● EXERCISE DETAILS
Starting at the top line, print the entries below exactly as they are and skip every picture.

● Web page and app entries
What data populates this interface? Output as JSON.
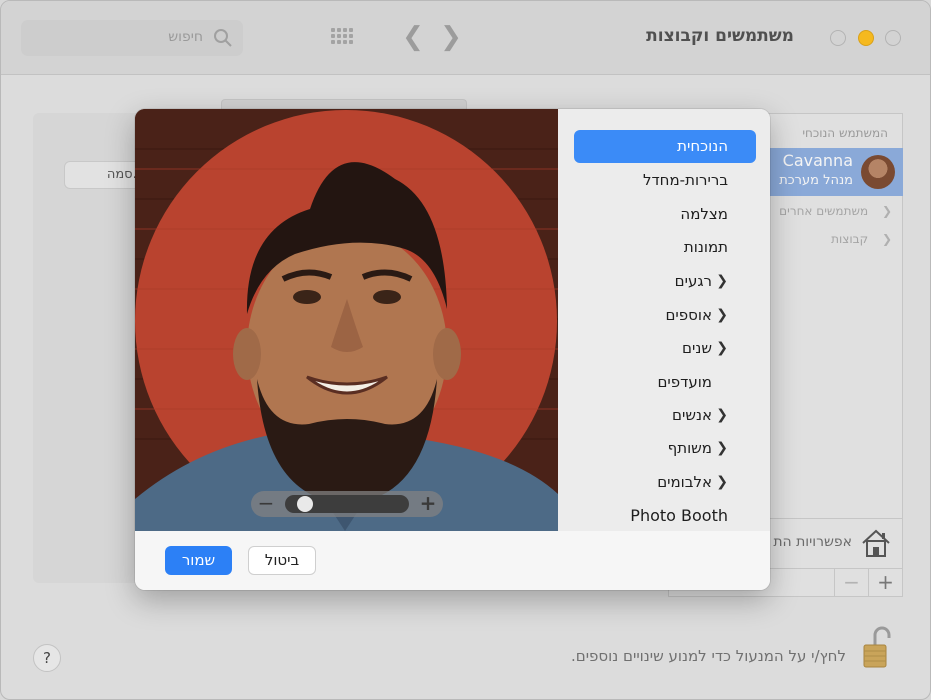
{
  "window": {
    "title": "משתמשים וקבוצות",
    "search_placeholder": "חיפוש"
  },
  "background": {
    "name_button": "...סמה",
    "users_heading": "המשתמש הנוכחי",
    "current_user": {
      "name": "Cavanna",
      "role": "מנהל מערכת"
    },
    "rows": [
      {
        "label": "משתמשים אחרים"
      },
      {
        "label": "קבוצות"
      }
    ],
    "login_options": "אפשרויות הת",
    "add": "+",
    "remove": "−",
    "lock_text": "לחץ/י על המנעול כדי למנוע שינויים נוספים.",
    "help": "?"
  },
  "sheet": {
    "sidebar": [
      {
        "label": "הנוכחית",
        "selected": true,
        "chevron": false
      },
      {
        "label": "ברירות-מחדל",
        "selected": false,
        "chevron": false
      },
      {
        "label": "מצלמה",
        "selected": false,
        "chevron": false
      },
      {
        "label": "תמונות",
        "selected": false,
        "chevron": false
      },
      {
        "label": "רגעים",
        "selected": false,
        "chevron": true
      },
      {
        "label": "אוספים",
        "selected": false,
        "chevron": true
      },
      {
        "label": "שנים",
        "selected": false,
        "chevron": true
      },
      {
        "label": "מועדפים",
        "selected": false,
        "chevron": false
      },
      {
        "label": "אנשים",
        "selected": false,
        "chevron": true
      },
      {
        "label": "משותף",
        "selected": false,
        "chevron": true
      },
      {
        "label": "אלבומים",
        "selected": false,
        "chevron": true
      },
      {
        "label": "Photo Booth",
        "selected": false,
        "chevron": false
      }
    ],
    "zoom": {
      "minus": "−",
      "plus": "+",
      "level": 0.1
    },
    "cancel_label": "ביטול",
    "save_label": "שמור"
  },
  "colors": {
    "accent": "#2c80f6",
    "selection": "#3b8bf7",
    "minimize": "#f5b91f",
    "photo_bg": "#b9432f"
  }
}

● ANSWER SECTION
What data populates this interface? Output as JSON.
{
  "window": {
    "title": "משתמשים וקבוצות",
    "search_placeholder": "חיפוש"
  },
  "background": {
    "name_button": "...סמה",
    "users_heading": "המשתמש הנוכחי",
    "current_user": {
      "name": "Cavanna",
      "role": "מנהל מערכת"
    },
    "rows": [
      {
        "label": "משתמשים אחרים"
      },
      {
        "label": "קבוצות"
      }
    ],
    "login_options": "אפשרויות הת",
    "add": "+",
    "remove": "−",
    "lock_text": "לחץ/י על המנעול כדי למנוע שינויים נוספים.",
    "help": "?"
  },
  "sheet": {
    "sidebar": [
      {
        "label": "הנוכחית",
        "selected": true,
        "chevron": false
      },
      {
        "label": "ברירות-מחדל",
        "selected": false,
        "chevron": false
      },
      {
        "label": "מצלמה",
        "selected": false,
        "chevron": false
      },
      {
        "label": "תמונות",
        "selected": false,
        "chevron": false
      },
      {
        "label": "רגעים",
        "selected": false,
        "chevron": true
      },
      {
        "label": "אוספים",
        "selected": false,
        "chevron": true
      },
      {
        "label": "שנים",
        "selected": false,
        "chevron": true
      },
      {
        "label": "מועדפים",
        "selected": false,
        "chevron": false
      },
      {
        "label": "אנשים",
        "selected": false,
        "chevron": true
      },
      {
        "label": "משותף",
        "selected": false,
        "chevron": true
      },
      {
        "label": "אלבומים",
        "selected": false,
        "chevron": true
      },
      {
        "label": "Photo Booth",
        "selected": false,
        "chevron": false
      }
    ],
    "zoom": {
      "minus": "−",
      "plus": "+",
      "level": 0.1
    },
    "cancel_label": "ביטול",
    "save_label": "שמור"
  },
  "colors": {
    "accent": "#2c80f6",
    "selection": "#3b8bf7",
    "minimize": "#f5b91f",
    "photo_bg": "#b9432f"
  }
}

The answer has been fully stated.